"I love a good cookbook especially a beautifully designed one (do you see that gorgeous hand lettering?) filled with delicious dessert recipes. The Secret Lives of Baked Goods: Sweet Stories & Recipes for America's Favorite Desserts, by Jessie Oleson Moore is just that – one part recipe, one part beautiful design & photography, and one part history."
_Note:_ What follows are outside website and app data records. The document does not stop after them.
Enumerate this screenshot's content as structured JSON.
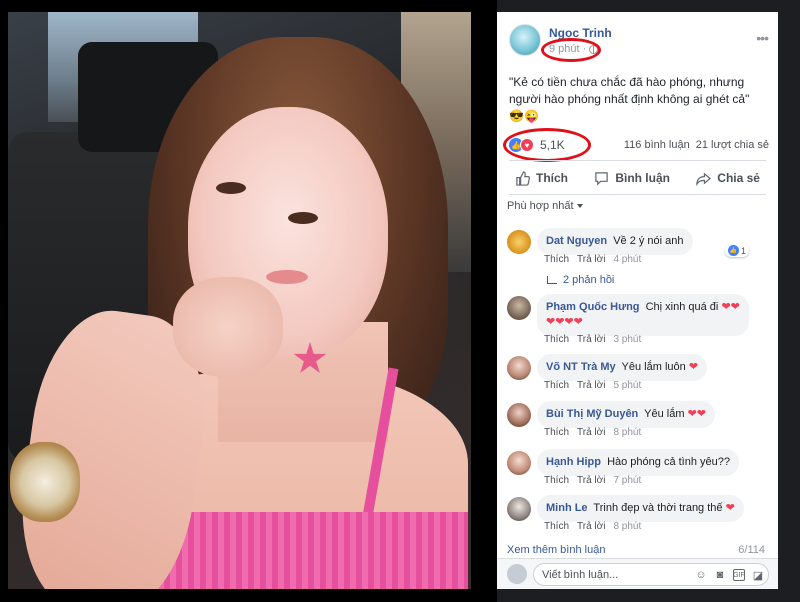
{
  "post": {
    "author": "Ngọc Trinh",
    "time": "9 phút",
    "text": "\"Kẻ có tiền chưa chắc đã hào phóng, nhưng người hào phóng nhất định không ai ghét cả\" 😎😜",
    "reaction_count": "5,1K",
    "comments_count": "116 bình luận",
    "shares_count": "21 lượt chia sẻ",
    "actions": {
      "like": "Thích",
      "comment": "Bình luận",
      "share": "Chia sẻ"
    },
    "filter": "Phù hợp nhất"
  },
  "comments": [
    {
      "name": "Dat Nguyen",
      "text": "Về 2 ý nói anh",
      "hearts": "",
      "hearts2": "",
      "like_label": "Thích",
      "reply_label": "Trả lời",
      "time": "4 phút",
      "reaction_count": "1",
      "replies": "2 phản hồi"
    },
    {
      "name": "Phạm Quốc Hưng",
      "text": "Chị xinh quá đi",
      "hearts": "❤❤",
      "hearts2": "❤❤❤❤",
      "like_label": "Thích",
      "reply_label": "Trả lời",
      "time": "3 phút"
    },
    {
      "name": "Võ NT Trà My",
      "text": "Yêu lắm luôn",
      "hearts": "❤",
      "hearts2": "",
      "like_label": "Thích",
      "reply_label": "Trả lời",
      "time": "5 phút"
    },
    {
      "name": "Bùi Thị Mỹ Duyên",
      "text": "Yêu lắm",
      "hearts": "❤❤",
      "hearts2": "",
      "like_label": "Thích",
      "reply_label": "Trả lời",
      "time": "8 phút"
    },
    {
      "name": "Hạnh Hipp",
      "text": "Hào phóng cả tình yêu??",
      "hearts": "",
      "hearts2": "",
      "like_label": "Thích",
      "reply_label": "Trả lời",
      "time": "7 phút"
    },
    {
      "name": "Minh Le",
      "text": "Trinh đẹp và thời trang thế",
      "hearts": "❤",
      "hearts2": "",
      "like_label": "Thích",
      "reply_label": "Trả lời",
      "time": "8 phút"
    }
  ],
  "more_comments": {
    "label": "Xem thêm bình luận",
    "page": "6/114"
  },
  "composer": {
    "placeholder": "Viết bình luận..."
  },
  "colors": {
    "highlight": "#e0101a",
    "link": "#385898",
    "like": "#4080ff",
    "love": "#f33e58"
  },
  "icons": [
    "globe-icon",
    "more-icon",
    "like-icon",
    "comment-icon",
    "share-icon",
    "emoji-icon",
    "camera-icon",
    "gif-icon",
    "sticker-icon"
  ]
}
"Ever wonder why we put candles on a birthday cake or the difference between a blondie and a brownie? Maybe there are answers to something you didn't even know to ask like why is the pecan pie more American then the traditional apple pie? Not only is this book a wealth of information, but it also includes a recipe for each baked good discussed, so you can see what all the fuss is about. The Secret Lives of Baked Goods is a very thoughtful and in depth look at the baked goods that everyone knows and loves and maybe even a few you didn't know about."
"While not a history textbook, The Secret Lives of Baked Goods is full of surprising facts and intriguing details behind everything from Baked Alaska to Whoopie Pies."
Jameson Fink, Wine without Worry
"In a feat of ethno-baking, this second cookbook for CakeSpy’s self-professed 'dessert detective' brings us over 40 sweet recipes and their backstories. Did you know that the Hermit were the most popular cookie during the Gold Rush? Or that Queen Elizabeth I was the first champion behind gingerbread men? Random confectionary factoids precede recipes for everything from classic cookies and pies to rare and curiously named desserts."